Most museums are struggling to attract new audiences and raise money. A part of the problem is that they don’t realize how much the web has changed in recent years and how quickly it’s evolving.
They’re using their websites according to old ideas about what works – even when those ideas aren’t working. Here’s a guide to making your museum website work harder – and smarter – for you.
1. Create a Buyer’s Persona
Contrary to popular belief, museums aren’t only for tourists or older people. They can be just as attractive to millennials and Generations Z and Alpha. Managers need to figure out how to align their online marketing campaigns to these target audiences. To do that, they can make buyer personas.
What is a buyer’s persona? A buyer persona is a stereotypical customer profile, typically including demographic data (e.g., age, gender), psychographic data (interests, motivations), and behavioral data (buying patterns). Marketers create buyer’s personas to help them understand what their target customers need.
The first rule of creating an effective buyer’s persona is that it should not include any real people. The point of the persona is for marketers to follow a single type of target audience member. This way, they can expect similar actions from them all.
Moreover, the buyer’s persona should be based primarily on statistical data that shows what type of people bought a product in the past and how they went about doing so. You can add anecdotal information to support the attributes. But it’s important not to let this become overwhelming or take precedence over the factual data.
You should aim to create multiple profiles when creating personas as there are often different types of buyers in a market: early adopters, innovators, laggards, etc. These vary in their actions and motivations and need to be considered separately. Only then will you know whether your marketing messages work across all customer types.
2. Take Advantage of Augmented Reality (AR)
The best way to understand augmented reality (AR) is to compare it with its sister technology, virtual reality (VR). VR is a self-contained digital environmentthat you enter and interact with using equipment such as a headset, gloves, or even haptic chairs.
This experience is wholly contained within the confines of a room, which has been completely converted into a digital space. All you see around you is the digital world, not your physical surroundings.
AR works by placing computer-generated information over top of real life. It mixes the real and the virtual in one seamless view. The key difference between AR and VR is whether our eyes see mostly real things (augmented) or mostly simulated things (virtual).
AR has a wide variety of business and personal uses. Companies such as Amazon use this technology to create virtual assistants to help customers navigate their stores using live video feeds displayed directly over the items they carry.
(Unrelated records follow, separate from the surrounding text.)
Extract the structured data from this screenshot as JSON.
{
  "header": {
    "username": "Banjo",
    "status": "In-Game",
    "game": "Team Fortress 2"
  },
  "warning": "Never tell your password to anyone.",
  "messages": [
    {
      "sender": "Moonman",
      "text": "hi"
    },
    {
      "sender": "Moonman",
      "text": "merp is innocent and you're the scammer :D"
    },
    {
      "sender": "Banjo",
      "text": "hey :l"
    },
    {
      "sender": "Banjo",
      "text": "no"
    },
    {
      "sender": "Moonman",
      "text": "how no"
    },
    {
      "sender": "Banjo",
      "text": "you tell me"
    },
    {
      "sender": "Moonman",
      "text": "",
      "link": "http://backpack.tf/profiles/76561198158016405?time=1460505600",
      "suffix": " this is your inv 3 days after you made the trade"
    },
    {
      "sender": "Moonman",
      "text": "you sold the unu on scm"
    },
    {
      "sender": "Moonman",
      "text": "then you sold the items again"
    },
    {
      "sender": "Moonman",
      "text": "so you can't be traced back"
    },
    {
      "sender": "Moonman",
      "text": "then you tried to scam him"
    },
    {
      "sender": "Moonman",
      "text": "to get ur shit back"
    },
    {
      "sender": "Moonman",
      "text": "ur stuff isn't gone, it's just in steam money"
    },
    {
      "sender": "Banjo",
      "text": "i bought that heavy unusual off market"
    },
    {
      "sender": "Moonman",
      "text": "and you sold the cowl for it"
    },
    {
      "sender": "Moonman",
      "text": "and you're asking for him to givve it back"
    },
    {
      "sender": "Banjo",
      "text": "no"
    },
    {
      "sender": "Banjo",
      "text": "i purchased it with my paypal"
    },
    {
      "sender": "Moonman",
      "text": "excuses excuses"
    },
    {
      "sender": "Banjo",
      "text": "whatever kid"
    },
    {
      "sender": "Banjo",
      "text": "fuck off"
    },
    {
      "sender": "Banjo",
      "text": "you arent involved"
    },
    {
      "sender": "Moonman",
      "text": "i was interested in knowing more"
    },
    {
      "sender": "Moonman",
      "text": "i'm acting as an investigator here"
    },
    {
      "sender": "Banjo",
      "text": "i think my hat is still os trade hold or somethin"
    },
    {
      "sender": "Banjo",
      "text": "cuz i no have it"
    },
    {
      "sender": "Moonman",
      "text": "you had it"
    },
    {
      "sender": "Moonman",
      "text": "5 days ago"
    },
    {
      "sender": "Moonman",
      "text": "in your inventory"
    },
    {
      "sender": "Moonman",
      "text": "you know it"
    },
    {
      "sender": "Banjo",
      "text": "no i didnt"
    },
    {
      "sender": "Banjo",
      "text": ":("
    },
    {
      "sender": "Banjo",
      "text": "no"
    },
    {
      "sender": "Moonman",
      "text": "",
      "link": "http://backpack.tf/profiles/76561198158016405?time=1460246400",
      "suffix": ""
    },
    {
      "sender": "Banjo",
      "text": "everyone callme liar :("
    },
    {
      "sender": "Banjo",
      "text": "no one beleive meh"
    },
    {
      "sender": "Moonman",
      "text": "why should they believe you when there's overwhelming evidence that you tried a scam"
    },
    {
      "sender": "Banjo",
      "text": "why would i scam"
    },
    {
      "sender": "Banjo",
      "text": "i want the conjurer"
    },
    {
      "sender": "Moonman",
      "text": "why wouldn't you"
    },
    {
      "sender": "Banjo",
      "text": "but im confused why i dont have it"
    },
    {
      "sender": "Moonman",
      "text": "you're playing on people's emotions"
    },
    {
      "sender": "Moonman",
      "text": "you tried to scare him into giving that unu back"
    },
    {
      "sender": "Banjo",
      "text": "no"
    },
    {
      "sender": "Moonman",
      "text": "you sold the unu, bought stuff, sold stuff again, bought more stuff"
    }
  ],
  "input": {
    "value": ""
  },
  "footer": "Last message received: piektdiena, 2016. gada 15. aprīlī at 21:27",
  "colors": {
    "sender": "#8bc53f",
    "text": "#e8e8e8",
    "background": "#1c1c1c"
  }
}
How do you use augmented reality in museums? Augmented reality (AR) for art could add an enhanced digital element to the real world. It can improve visitor experiences within museums, providing them with more information about their surroundings, helping them identify items of interest, and giving additional context for exhibitions.
AR offers visitors a richer experience when accessing museum information as they can view additional pieces of information and images. For example, AR makes it possible for them to use “My Quick Guide” to learn more about some items on display. They can scan an object, which can bring a piece of information about the object, along with an image.
In the process, the visitors can better understand an object and allow them to engage with objects more than they would normally be able to do so. Information about exhibits can also reach a wider audience than before. It is more accessible for people who are unable to visit the museum.
3. Go for Local Marketing
Over two trillion searches happen every year, but a significant percentage of these searches is local, like “museums near me.” Local businesses that don’t appear in the top three search engine results pages (SERPs) miss out on 83 percent of their business because people just aren’t seeing them when searching for local services or products.
Moreover, unlike what many museums might believe, consumers don’t like to travel far if they can help it. The farther they’d like to go is less than 20 minutes, according to Bright Local. HubSpot also shared that 80 percent of disposable income was spent in 20 miles of home.
While museums showcase anything of old, the marketing tactics don’t have to be trapped in time. They can elevate their strategies with these ideas.